“In recognition and appreciation of the continued patience of DirecTV customers and Nexstar viewers, the companies have agreed to temporarily return the signals of the Nexstar-owned stations and national cable news network NewsNation to DirecTV , DirecTV Stream and U-verse while we both work to complete the terms of an agreement," the companies said in a statement early Sunday morning.

With more than 200 stations affected by the blackout, the companies are prioritizing returning the signals of the stations showing NFL games on Sunday afternoon (Fox and CBS affiliates) and Sunday night (NBC affiliates).

No details about the financial terms of a financial settlement were disclosed and the companies are expected to make a formal announcement when all the details are ironed out.

Since the start of the Nexstar-DirecTV blackout. Disney’s networks, including ESPN, and stations, were blacked out to Charter Communications pay-TV subscribers. The dispute led to a settlement that resulted in more revenue for Disney and more flexibility for Charter to not offer certain Disney networks and to be able to resell Disney streaming services Disney Plus and ESPN Plus.

Currently, 37 stations owned by Hearst Television are blacked out on Dish Network.

Jon Lafayette

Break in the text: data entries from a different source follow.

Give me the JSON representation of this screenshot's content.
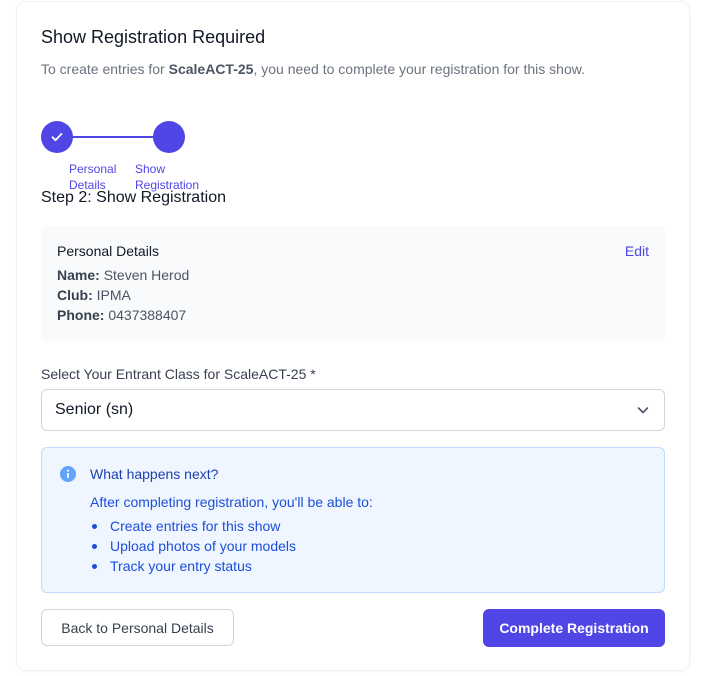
{
  "header": {
    "title": "Show Registration Required",
    "subtitle_before": "To create entries for ",
    "subtitle_show": "ScaleACT-25",
    "subtitle_after": ", you need to complete your registration for this show."
  },
  "stepper": {
    "steps": [
      {
        "label": "Personal Details",
        "status": "complete"
      },
      {
        "label": "Show Registration",
        "status": "current"
      }
    ],
    "current_heading": "Step 2: Show Registration"
  },
  "personal_details": {
    "title": "Personal Details",
    "edit_label": "Edit",
    "rows": [
      {
        "key": "Name:",
        "value": "Steven Herod"
      },
      {
        "key": "Club:",
        "value": "IPMA"
      },
      {
        "key": "Phone:",
        "value": "0437388407"
      }
    ]
  },
  "entrant_class": {
    "label": "Select Your Entrant Class for ScaleACT-25 *",
    "selected": "Senior (sn)"
  },
  "info": {
    "icon": "info-icon",
    "title": "What happens next?",
    "intro": "After completing registration, you'll be able to:",
    "items": [
      "Create entries for this show",
      "Upload photos of your models",
      "Track your entry status"
    ]
  },
  "actions": {
    "back_label": "Back to Personal Details",
    "complete_label": "Complete Registration"
  },
  "colors": {
    "primary": "#4f46e5",
    "info_bg": "#eff6ff",
    "info_text": "#1d4ed8"
  }
}
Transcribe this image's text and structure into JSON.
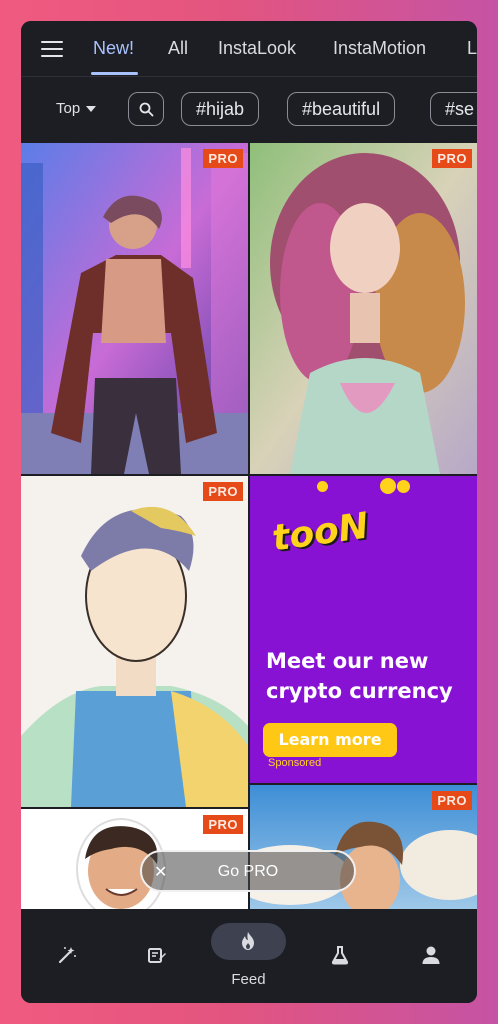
{
  "tabs": {
    "items": [
      {
        "label": "New!",
        "active": true
      },
      {
        "label": "All"
      },
      {
        "label": "InstaLook"
      },
      {
        "label": "InstaMotion"
      },
      {
        "label": "L"
      }
    ]
  },
  "filters": {
    "sort_label": "Top",
    "chips": [
      "#hijab",
      "#beautiful",
      "#se"
    ]
  },
  "grid": {
    "badge": "PRO"
  },
  "ad": {
    "logo": "tooN",
    "headline": "Meet our new crypto currency",
    "button": "Learn more",
    "sponsored": "Sponsored"
  },
  "promo": {
    "go_pro": "Go PRO",
    "close": "✕"
  },
  "bottom_nav": {
    "feed_label": "Feed"
  },
  "colors": {
    "accent": "#a9c2ff",
    "badge": "#e64a19",
    "ad_bg": "#8712d3",
    "ad_yellow": "#ffd21c"
  }
}
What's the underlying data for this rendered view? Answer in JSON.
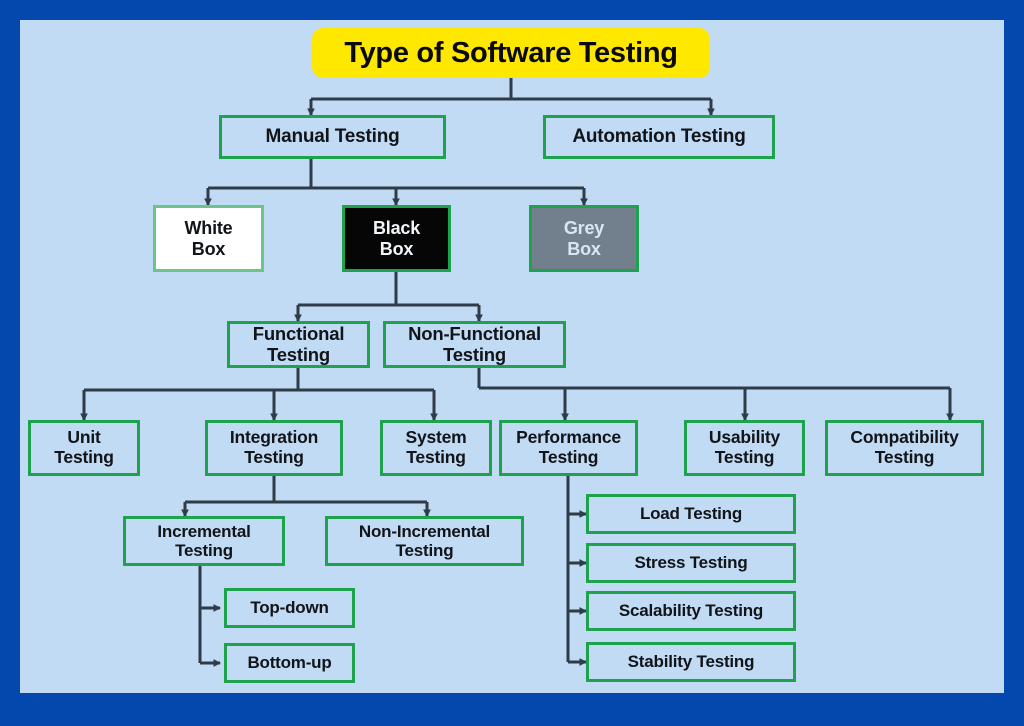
{
  "canvas": {
    "outer_border_color": "#0447AD",
    "background_color": "#C2DBF5",
    "connector_color": "#2F3B47",
    "box_border_color": "#1FA24E"
  },
  "title": {
    "label": "Type of Software Testing",
    "background_color": "#FFE800",
    "text_color": "#0A0A0A"
  },
  "level2": {
    "manual": "Manual Testing",
    "automation": "Automation Testing"
  },
  "level3": {
    "white_box": "White\nBox",
    "black_box": "Black\nBox",
    "grey_box": "Grey\nBox",
    "white_box_bg": "#FFFFFF",
    "black_box_bg": "#060606",
    "grey_box_bg": "#727F8C"
  },
  "level4": {
    "functional": "Functional\nTesting",
    "non_functional": "Non-Functional\nTesting"
  },
  "functional_children": [
    {
      "label": "Unit\nTesting"
    },
    {
      "label": "Integration\nTesting"
    },
    {
      "label": "System\nTesting"
    }
  ],
  "non_functional_children": [
    {
      "label": "Performance\nTesting"
    },
    {
      "label": "Usability\nTesting"
    },
    {
      "label": "Compatibility\nTesting"
    }
  ],
  "integration_children": [
    {
      "label": "Incremental\nTesting"
    },
    {
      "label": "Non-Incremental\nTesting"
    }
  ],
  "incremental_children": [
    {
      "label": "Top-down"
    },
    {
      "label": "Bottom-up"
    }
  ],
  "performance_children": [
    {
      "label": "Load Testing"
    },
    {
      "label": "Stress Testing"
    },
    {
      "label": "Scalability Testing"
    },
    {
      "label": "Stability Testing"
    }
  ]
}
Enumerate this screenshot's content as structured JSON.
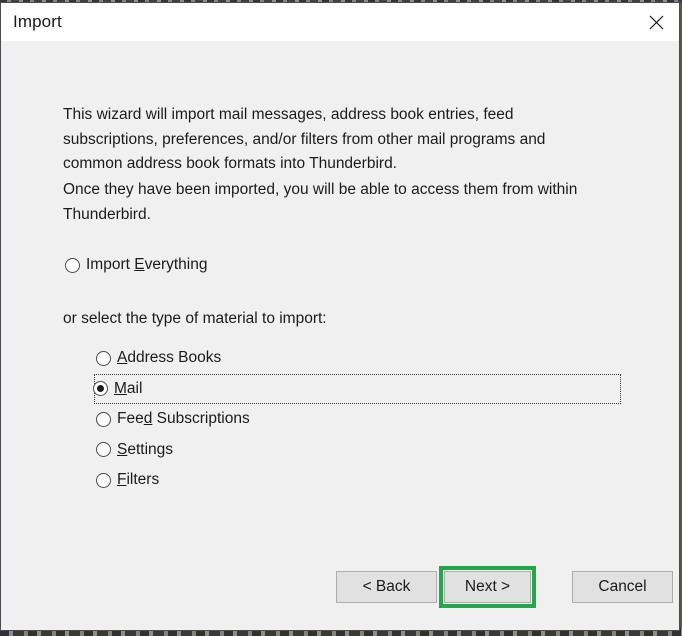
{
  "window": {
    "title": "Import",
    "close_icon": "close-icon"
  },
  "content": {
    "paragraph_1": "This wizard will import mail messages, address book entries, feed subscriptions, preferences, and/or filters from other mail programs and common address book formats into Thunderbird.",
    "paragraph_2": "Once they have been imported, you will be able to access them from within Thunderbird.",
    "import_everything": {
      "label_before": "Import ",
      "accelerator": "E",
      "label_after": "verything",
      "checked": false
    },
    "select_type_label": "or select the type of material to import:",
    "options": [
      {
        "label_before": "",
        "accelerator": "A",
        "label_after": "ddress Books",
        "checked": false,
        "focused": false
      },
      {
        "label_before": "",
        "accelerator": "M",
        "label_after": "ail",
        "checked": true,
        "focused": true
      },
      {
        "label_before": "Fee",
        "accelerator": "d",
        "label_after": " Subscriptions",
        "checked": false,
        "focused": false
      },
      {
        "label_before": "",
        "accelerator": "S",
        "label_after": "ettings",
        "checked": false,
        "focused": false
      },
      {
        "label_before": "",
        "accelerator": "F",
        "label_after": "ilters",
        "checked": false,
        "focused": false
      }
    ]
  },
  "footer": {
    "back_label": "< Back",
    "next_label": "Next >",
    "cancel_label": "Cancel"
  },
  "annotation": {
    "highlight_color": "#22a84a",
    "highlight_target": "Next >"
  }
}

Jon has been business editor of Broadcasting+Cable since 2010. He focuses on revenue-generating activities, including advertising and distribution, as well as executive intrigue and merger and acquisition activity. Just about any story is fair game, if a dollar sign can make its way into the article. Before B+C, Jon covered the industry for TVWeek, Cable World, Electronic Media, Advertising Age and The New York Post. A native New Yorker, Jon is hiding in plain sight in the suburbs of Chicago.